Namco ARCADE GAME SERIES Review – PC
+ Authentic recreations of the original classics
+ Reasonably priced and bundle options
+ You can finally beat your kids at a game
- Poor menus and interface
- Lacks the precision controls of the coin-op
I love nostalgia as much as the next guy experiencing a mid-life crisis, so when Namco announced they were bringing back four of their classic arcade games from the 80’s I was more than excited. I can’t begin to count the hours spent at the various arcade/pizza joint hybrids around town and on Purdue’s campus, and it all started with the games that make up this latest offering; Dig Dug, PAC-MAN, Galaga, and Ms. PAC-MAN, now available on Steam.
Arguably, these games are targeted toward the 40-50 year old gamer and perhaps anyone who has seen the recent Adam Sandler movie, PIXELS. Anyone younger is sure to scoff at the simplistic premise of these pattern-memorizing games and primitive graphics. Even though flashier and more modern versions of these games exist, Namco chose to keep things pure and classic, going as far as to include the Round 256 bug in PAC-MAN – something I triggered twice in 1983.
PAC-MAN Screenshot Gallery
I won’t even insult you by trying to describe what these games are about or how to play them. These four titles are so much a part of mainstream culture that even if you have never played them you know HOW to play them. Using all your reflexes and powers of pattern recognition and memorization, you can spend infinite hours playing any or all of these titles.
I can’t begin to express the flood of memories that washed over me as I played all of these games in their original form. The only way it would have been more authentic was if I rotated my monitor so it was vertical. Since these games play in a 3:4 aspect ratio the unused sides of the screen are home to both original and updated cabinet art. My only real complaint is that there was no way to force a full screen mode, so I had to use the game zoom feature to make the playing area as large as possible and still fit within my screen.
DIG-DUG Screenshot Gallery
Another minor complaint is that unless you have a tournament fight stick it is nearly impossible to get that same feeling as latching onto that red knob from the arcade machine and play with any real accuracy. Using my fight stick was just like being back at the arcade. Your second best option would be the Xbox One Elite controller with its ultra-responsive and configurable D-pad. I found the Xbox 360 and PS4 DualShock controllers were just too imprecise to be reliable in my attempts at recreating my high scores from my youth. There also seems to be no dead zone for the stick, so my characters/ships kept drifting to the right, and there is no way to calibrate the gamepad. The keyboard certainly offered precise 2/4-way directional controls, but it just felt wrong playing these games with a keyboard.

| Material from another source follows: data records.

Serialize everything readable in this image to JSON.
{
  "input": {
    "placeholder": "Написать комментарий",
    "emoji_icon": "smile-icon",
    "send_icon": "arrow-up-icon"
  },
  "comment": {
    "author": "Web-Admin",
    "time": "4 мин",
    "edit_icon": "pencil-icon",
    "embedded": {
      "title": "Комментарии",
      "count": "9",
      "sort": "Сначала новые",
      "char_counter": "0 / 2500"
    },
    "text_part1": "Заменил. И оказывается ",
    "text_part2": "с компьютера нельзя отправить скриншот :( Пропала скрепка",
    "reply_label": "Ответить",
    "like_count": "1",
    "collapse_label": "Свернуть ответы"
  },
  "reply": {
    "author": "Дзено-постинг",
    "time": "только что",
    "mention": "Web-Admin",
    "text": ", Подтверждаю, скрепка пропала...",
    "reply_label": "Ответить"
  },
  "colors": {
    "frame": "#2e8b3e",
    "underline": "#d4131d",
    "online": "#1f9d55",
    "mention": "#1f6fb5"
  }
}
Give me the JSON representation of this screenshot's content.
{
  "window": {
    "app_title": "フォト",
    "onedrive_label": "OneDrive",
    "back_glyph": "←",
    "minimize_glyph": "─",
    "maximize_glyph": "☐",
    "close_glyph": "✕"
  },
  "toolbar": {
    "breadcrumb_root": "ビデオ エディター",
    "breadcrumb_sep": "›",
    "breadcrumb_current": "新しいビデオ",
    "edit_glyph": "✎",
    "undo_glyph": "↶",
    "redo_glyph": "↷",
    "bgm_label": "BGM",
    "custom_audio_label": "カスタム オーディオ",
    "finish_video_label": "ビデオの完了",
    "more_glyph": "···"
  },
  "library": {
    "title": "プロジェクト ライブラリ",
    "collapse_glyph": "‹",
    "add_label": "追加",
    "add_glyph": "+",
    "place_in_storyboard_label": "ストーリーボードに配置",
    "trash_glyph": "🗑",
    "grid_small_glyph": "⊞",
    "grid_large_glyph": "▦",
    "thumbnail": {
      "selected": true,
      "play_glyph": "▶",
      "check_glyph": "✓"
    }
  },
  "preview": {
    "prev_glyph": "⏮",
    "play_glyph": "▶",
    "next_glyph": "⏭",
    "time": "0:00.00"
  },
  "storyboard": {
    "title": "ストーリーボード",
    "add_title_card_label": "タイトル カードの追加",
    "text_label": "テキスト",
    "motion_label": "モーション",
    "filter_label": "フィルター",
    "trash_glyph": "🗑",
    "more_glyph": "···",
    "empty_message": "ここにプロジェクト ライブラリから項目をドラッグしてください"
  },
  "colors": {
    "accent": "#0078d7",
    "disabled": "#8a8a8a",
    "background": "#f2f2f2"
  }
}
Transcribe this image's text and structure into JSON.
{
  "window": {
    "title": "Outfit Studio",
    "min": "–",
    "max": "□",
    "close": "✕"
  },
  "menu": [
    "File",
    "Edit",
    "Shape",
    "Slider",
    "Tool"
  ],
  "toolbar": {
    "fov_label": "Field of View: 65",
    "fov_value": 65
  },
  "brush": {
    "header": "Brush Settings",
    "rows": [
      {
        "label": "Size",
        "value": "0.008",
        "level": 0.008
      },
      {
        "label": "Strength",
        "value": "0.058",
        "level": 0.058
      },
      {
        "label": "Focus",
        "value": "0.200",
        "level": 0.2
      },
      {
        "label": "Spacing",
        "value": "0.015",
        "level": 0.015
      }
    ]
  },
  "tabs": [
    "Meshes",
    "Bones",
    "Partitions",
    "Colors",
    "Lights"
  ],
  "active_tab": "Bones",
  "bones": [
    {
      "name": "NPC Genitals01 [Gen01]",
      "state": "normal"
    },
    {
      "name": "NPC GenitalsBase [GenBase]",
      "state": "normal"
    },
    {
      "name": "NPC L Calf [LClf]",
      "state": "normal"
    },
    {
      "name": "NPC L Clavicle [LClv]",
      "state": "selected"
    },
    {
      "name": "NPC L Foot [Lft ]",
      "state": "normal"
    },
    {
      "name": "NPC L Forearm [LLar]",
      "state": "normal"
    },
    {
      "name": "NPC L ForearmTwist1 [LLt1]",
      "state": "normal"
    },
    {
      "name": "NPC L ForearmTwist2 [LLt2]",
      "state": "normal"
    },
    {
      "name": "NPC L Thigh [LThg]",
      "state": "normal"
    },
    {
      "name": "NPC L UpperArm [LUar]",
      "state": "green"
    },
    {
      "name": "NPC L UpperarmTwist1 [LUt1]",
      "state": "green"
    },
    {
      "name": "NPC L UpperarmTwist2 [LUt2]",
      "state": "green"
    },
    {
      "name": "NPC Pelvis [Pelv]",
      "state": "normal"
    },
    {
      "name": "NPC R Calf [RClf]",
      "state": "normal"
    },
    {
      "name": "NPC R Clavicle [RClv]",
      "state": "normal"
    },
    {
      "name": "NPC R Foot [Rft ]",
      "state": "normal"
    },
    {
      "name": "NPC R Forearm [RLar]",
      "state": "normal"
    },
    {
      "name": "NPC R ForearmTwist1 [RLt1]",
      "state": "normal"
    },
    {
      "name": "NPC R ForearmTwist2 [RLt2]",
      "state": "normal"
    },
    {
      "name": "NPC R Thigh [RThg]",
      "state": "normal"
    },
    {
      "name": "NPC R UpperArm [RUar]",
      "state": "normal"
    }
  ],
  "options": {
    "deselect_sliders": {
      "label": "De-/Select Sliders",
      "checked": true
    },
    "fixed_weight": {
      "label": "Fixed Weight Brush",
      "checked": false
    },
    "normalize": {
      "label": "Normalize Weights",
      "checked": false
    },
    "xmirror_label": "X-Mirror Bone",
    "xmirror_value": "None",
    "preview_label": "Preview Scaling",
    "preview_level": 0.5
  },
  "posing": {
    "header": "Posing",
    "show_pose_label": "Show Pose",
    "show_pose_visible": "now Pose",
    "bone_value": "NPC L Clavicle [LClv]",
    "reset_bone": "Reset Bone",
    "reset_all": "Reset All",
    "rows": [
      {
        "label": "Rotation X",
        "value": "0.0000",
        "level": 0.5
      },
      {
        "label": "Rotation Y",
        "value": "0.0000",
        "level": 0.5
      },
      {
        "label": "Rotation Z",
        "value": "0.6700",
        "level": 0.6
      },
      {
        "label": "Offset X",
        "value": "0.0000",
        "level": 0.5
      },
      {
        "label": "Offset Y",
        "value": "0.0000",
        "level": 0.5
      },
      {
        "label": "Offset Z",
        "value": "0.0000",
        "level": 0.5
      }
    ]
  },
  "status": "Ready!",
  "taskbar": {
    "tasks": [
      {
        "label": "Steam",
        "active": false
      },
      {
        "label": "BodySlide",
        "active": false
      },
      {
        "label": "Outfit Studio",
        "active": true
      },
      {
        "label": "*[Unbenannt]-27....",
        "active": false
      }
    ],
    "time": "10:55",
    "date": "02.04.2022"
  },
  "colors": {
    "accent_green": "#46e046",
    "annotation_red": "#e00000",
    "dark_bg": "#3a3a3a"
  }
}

All of the games feature a fairly minimal presentation with simple and often awkward menus and setup screens. I was very surprised none of the games featured a way to exit properly forcing you to use ALT-F4 to return to Steam. It seems there was minimal effort in getting these games to the marketplace.
Galaga Screenshot Gallery
Each of these classic arcade games are being sold for $4 each, but PAC-MAN, Dig Dug, and Galaga are being bundled in an Arcade Game Series 3-in-1 Pack for $8. I’m not sure why Ms. PAC-MAN isn’t being offered in any type of bundle, but you can use your $4 savings to purchase her game if you like. And before you quibble on the price, keep in mind $4 per title is only 16 quarters, so when you start your 17th game you are actually saving money.
I’m not sure how many 50-year old gamers are out there, but if you exist and are looking to relive your misspent youth then these are certainly authentic versions of some classic arcade games that will spark some fond memories. I still enjoy the rush of PAC-MAN Championship Edition DX+, but Namco’s ARCADE GAME SERIES was a blast from the past and probably some of the few games you can actually beat your kids.